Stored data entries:
------------------------

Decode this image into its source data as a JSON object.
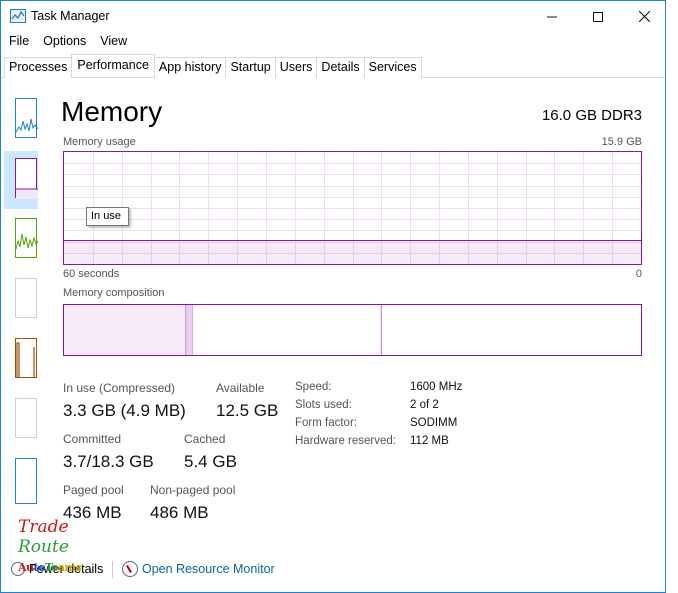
{
  "window": {
    "title": "Task Manager",
    "controls": {
      "minimize": "—",
      "maximize": "☐",
      "close": "✕"
    }
  },
  "menu": {
    "file": "File",
    "options": "Options",
    "view": "View"
  },
  "tabs": [
    "Processes",
    "Performance",
    "App history",
    "Startup",
    "Users",
    "Details",
    "Services"
  ],
  "active_tab": "Performance",
  "header": {
    "title": "Memory",
    "spec": "16.0 GB DDR3"
  },
  "usage_graph": {
    "label": "Memory usage",
    "max_label": "15.9 GB",
    "time_left": "60 seconds",
    "time_right": "0",
    "tooltip": "In use",
    "in_use_fraction": 0.21
  },
  "composition": {
    "label": "Memory composition",
    "in_use_fraction": 0.21,
    "modified_fraction": 0.012,
    "standby_fraction": 0.327
  },
  "stats": {
    "in_use_label": "In use (Compressed)",
    "in_use_value": "3.3 GB (4.9 MB)",
    "available_label": "Available",
    "available_value": "12.5 GB",
    "committed_label": "Committed",
    "committed_value": "3.7/18.3 GB",
    "cached_label": "Cached",
    "cached_value": "5.4 GB",
    "paged_label": "Paged pool",
    "paged_value": "436 MB",
    "nonpaged_label": "Non-paged pool",
    "nonpaged_value": "486 MB"
  },
  "details": [
    {
      "label": "Speed:",
      "value": "1600 MHz"
    },
    {
      "label": "Slots used:",
      "value": "2 of 2"
    },
    {
      "label": "Form factor:",
      "value": "SODIMM"
    },
    {
      "label": "Hardware reserved:",
      "value": "112 MB"
    }
  ],
  "footer": {
    "fewer_details": "Fewer details",
    "open_resource_monitor": "Open Resource Monitor"
  },
  "watermark": {
    "line1": "Trade",
    "line2": "Route",
    "line3": "AutoTeams"
  },
  "colors": {
    "memory_accent": "#8b12ae",
    "cpu_accent": "#1a86c7",
    "disk_accent": "#4da60c",
    "ethernet_accent": "#a74f01",
    "selection": "#cce8ff",
    "link": "#0a64a4"
  }
}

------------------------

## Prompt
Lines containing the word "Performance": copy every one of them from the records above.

## Response to the task
    "Performance",
  "active_tab": "Performance",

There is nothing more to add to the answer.